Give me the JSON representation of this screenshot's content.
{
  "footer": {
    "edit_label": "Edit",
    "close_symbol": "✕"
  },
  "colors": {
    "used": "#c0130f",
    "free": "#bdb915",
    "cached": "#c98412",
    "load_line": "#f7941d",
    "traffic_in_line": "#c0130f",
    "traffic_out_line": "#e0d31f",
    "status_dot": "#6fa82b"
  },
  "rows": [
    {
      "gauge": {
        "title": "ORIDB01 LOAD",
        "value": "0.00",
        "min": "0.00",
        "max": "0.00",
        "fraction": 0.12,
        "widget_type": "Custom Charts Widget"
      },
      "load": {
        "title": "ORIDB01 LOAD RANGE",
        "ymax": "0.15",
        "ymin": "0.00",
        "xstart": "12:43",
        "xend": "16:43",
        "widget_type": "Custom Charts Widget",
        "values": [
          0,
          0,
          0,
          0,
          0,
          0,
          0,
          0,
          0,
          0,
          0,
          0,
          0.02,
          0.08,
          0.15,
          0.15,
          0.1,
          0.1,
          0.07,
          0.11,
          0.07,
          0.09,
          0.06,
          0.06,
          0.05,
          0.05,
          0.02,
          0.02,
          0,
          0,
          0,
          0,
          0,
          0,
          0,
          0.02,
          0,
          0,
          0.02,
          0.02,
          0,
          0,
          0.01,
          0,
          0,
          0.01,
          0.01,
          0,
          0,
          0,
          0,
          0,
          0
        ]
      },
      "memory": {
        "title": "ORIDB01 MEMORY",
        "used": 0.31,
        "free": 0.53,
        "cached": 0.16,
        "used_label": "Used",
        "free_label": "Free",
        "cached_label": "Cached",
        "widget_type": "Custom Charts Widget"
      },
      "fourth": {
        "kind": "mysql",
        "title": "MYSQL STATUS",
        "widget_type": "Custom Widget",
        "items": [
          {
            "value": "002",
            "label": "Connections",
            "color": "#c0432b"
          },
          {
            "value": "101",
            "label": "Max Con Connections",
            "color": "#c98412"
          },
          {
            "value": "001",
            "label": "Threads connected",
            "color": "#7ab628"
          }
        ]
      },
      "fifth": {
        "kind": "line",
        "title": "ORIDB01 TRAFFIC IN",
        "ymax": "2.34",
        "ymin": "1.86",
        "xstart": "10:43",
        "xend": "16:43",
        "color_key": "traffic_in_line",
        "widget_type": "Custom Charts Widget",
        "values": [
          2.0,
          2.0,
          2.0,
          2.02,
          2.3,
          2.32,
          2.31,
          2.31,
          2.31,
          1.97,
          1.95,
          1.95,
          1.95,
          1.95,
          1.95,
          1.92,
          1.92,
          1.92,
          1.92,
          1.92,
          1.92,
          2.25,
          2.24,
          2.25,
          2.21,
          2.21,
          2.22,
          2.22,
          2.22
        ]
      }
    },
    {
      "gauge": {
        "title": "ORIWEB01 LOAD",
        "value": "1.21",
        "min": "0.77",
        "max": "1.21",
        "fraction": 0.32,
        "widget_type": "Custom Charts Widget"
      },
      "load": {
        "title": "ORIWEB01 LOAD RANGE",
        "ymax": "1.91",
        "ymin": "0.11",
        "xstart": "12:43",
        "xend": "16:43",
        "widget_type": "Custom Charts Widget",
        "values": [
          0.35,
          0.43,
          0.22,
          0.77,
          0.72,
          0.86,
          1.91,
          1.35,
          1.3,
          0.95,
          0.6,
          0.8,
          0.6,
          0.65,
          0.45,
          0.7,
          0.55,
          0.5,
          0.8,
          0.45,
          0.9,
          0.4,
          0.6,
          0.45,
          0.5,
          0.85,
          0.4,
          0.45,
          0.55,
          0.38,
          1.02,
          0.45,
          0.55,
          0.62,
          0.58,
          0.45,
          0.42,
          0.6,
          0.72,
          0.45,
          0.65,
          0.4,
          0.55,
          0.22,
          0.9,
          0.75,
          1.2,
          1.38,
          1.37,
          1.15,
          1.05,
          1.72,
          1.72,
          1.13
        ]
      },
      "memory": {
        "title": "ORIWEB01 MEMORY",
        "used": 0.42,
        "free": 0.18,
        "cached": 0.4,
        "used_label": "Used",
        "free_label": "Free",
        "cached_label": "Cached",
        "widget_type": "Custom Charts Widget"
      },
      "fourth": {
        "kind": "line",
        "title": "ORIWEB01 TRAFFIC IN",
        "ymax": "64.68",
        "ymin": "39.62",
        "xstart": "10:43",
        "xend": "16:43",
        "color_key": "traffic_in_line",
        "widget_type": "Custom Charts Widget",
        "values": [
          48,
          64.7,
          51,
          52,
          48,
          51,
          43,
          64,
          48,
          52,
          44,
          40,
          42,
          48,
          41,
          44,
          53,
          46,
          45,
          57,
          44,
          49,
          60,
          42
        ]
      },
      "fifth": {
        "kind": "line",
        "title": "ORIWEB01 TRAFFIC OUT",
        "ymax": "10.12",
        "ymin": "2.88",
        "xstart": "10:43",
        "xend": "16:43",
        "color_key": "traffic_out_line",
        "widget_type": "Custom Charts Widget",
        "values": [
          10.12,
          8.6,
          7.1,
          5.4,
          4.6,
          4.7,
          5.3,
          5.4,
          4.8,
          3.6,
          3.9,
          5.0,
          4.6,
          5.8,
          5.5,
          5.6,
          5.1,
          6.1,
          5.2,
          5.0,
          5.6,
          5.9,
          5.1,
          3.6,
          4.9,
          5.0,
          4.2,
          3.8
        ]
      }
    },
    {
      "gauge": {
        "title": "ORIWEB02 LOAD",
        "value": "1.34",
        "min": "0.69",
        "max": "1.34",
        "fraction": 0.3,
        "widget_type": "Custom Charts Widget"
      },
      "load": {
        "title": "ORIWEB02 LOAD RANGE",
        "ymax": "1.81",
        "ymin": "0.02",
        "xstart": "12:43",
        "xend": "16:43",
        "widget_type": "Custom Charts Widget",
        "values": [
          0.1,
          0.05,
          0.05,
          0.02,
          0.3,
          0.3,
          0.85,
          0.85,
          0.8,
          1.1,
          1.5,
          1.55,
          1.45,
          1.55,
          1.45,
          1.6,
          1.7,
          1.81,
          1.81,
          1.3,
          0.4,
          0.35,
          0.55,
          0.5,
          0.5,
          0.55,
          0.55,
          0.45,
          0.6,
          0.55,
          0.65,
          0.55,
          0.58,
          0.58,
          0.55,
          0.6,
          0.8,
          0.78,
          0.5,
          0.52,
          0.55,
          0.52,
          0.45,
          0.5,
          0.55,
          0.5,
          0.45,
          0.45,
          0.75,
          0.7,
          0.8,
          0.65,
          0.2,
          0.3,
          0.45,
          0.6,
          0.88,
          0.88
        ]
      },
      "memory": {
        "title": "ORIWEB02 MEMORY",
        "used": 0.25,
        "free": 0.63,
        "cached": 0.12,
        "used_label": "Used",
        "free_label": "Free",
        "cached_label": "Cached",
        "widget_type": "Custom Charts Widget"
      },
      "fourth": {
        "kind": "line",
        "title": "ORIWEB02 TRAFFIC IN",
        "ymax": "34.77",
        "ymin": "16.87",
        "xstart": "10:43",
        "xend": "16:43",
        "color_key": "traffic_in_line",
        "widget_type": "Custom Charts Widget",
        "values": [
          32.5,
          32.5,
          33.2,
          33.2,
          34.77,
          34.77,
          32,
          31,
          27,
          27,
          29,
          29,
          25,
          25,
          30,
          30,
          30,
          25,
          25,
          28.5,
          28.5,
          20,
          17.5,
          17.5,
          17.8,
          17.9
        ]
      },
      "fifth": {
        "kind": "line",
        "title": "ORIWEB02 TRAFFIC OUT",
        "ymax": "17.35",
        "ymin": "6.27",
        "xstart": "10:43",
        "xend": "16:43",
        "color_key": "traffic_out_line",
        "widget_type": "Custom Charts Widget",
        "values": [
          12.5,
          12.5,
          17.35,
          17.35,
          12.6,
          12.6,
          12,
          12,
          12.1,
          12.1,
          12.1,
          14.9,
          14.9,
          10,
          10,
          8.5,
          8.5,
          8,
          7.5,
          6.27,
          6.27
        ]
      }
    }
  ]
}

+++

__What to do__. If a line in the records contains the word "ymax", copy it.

__Answer to this problem__.
        "ymax": "0.15",
        "ymax": "2.34",
        "ymax": "1.91",
        "ymax": "64.68",
        "ymax": "10.12",
        "ymax": "1.81",
        "ymax": "34.77",
        "ymax": "17.35",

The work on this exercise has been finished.